> [EXERCISE BRIEF] Leave every image behind and restate the data word for word.

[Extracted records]
________________

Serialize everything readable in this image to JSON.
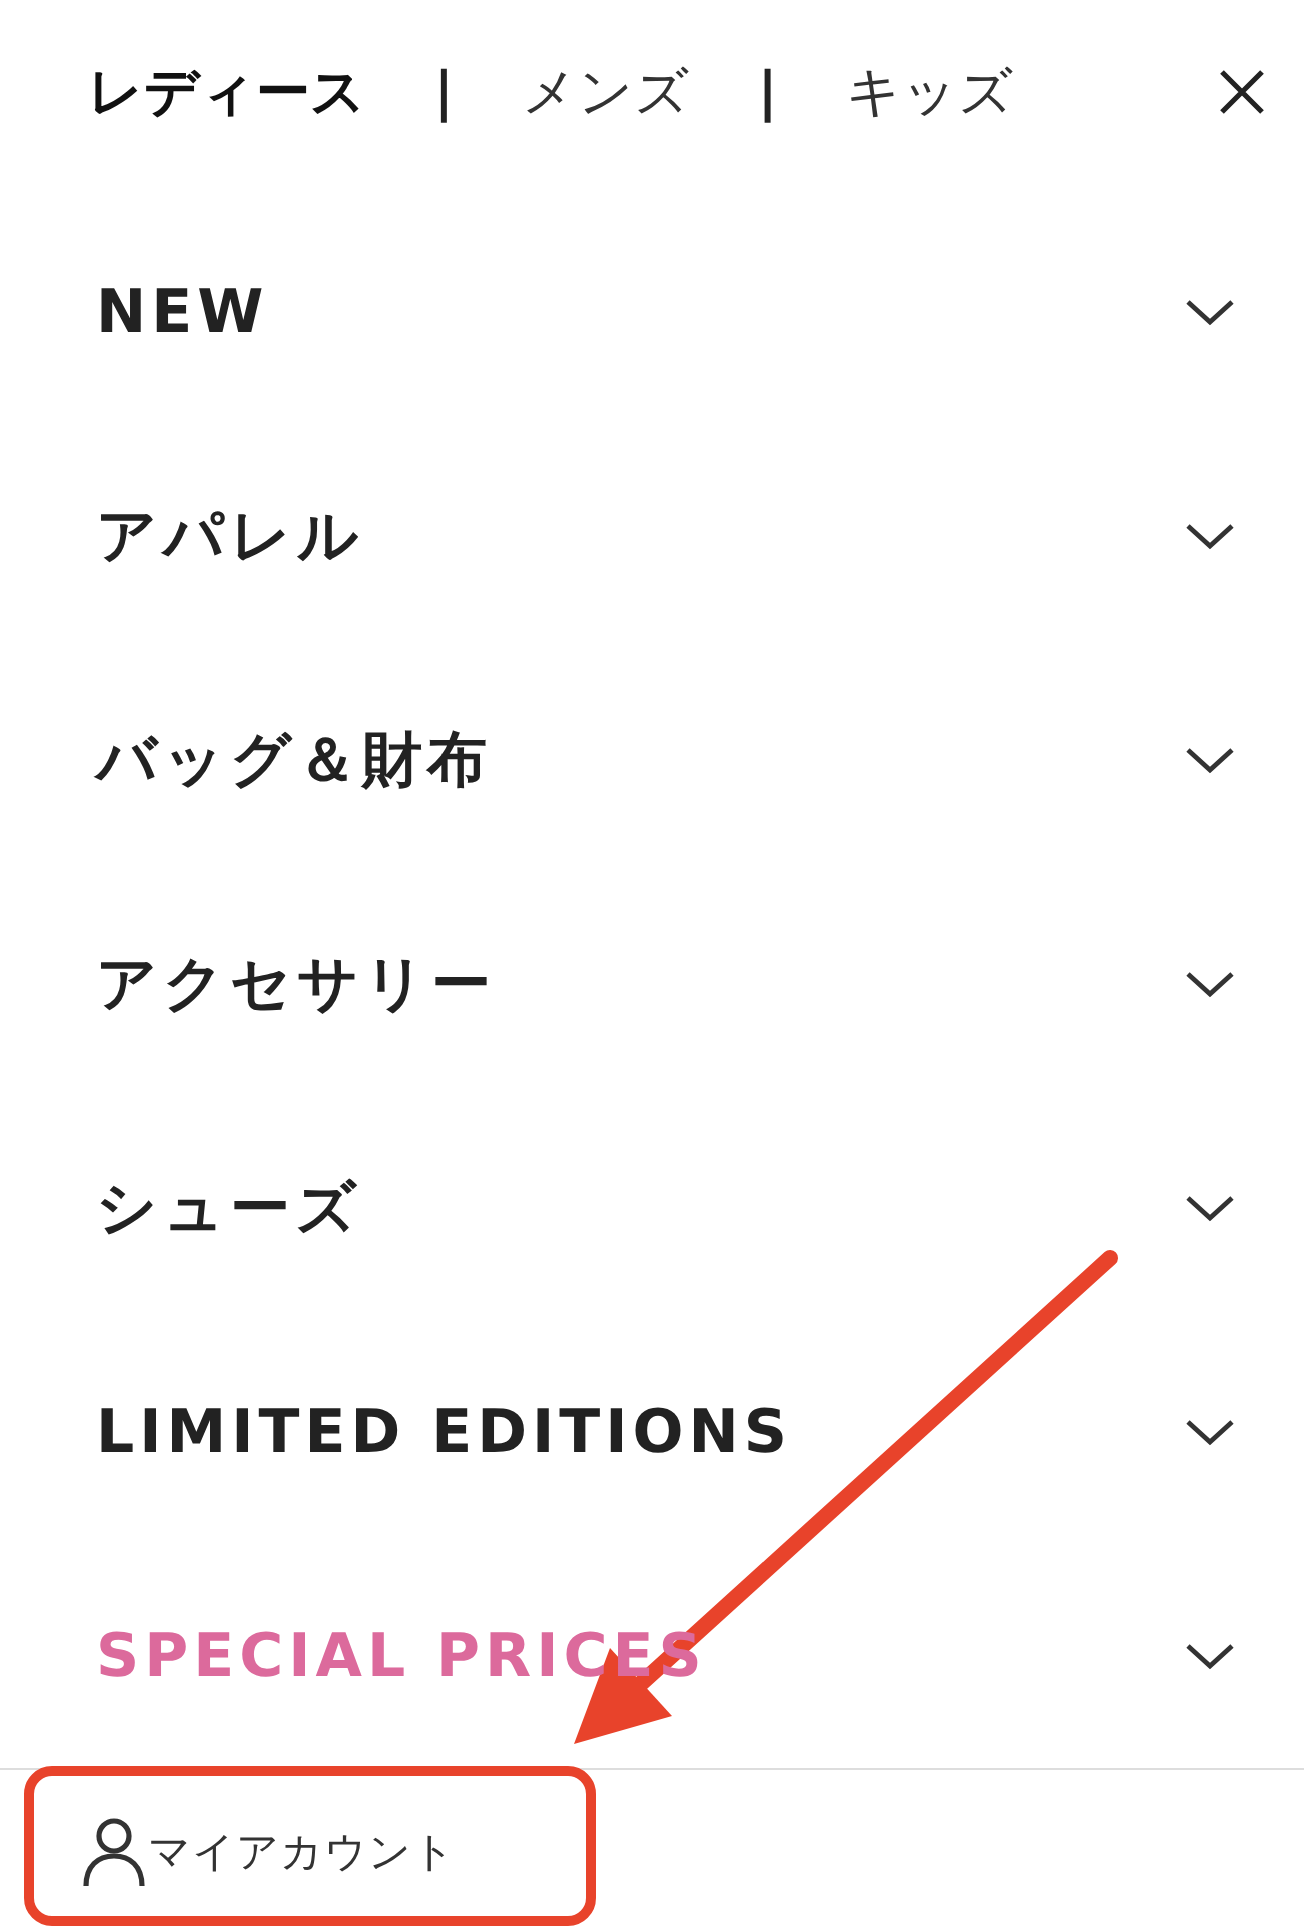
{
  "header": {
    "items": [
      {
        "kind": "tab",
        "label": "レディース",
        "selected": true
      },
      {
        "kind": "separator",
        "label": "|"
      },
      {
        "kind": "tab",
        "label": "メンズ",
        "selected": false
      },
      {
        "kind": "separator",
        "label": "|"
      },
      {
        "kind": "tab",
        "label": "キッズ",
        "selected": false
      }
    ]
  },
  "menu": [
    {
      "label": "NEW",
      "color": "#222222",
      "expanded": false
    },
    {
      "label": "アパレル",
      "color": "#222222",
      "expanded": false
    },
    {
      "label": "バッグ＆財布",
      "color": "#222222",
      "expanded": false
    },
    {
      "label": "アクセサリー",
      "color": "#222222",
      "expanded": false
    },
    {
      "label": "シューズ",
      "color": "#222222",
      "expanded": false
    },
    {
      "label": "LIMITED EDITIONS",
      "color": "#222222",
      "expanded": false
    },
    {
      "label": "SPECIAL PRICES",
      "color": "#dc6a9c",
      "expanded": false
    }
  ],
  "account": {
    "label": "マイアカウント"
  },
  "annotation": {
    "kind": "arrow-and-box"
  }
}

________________

> [RESPONSE]
Serialize everything readable in this image to JSON.
{
  "header": {
    "items": [
      {
        "kind": "tab",
        "label": "レディース",
        "selected": true
      },
      {
        "kind": "separator",
        "label": "|"
      },
      {
        "kind": "tab",
        "label": "メンズ",
        "selected": false
      },
      {
        "kind": "separator",
        "label": "|"
      },
      {
        "kind": "tab",
        "label": "キッズ",
        "selected": false
      }
    ]
  },
  "menu": [
    {
      "label": "NEW",
      "color": "#222222",
      "expanded": false
    },
    {
      "label": "アパレル",
      "color": "#222222",
      "expanded": false
    },
    {
      "label": "バッグ＆財布",
      "color": "#222222",
      "expanded": false
    },
    {
      "label": "アクセサリー",
      "color": "#222222",
      "expanded": false
    },
    {
      "label": "シューズ",
      "color": "#222222",
      "expanded": false
    },
    {
      "label": "LIMITED EDITIONS",
      "color": "#222222",
      "expanded": false
    },
    {
      "label": "SPECIAL PRICES",
      "color": "#dc6a9c",
      "expanded": false
    }
  ],
  "account": {
    "label": "マイアカウント"
  },
  "annotation": {
    "kind": "arrow-and-box"
  }
}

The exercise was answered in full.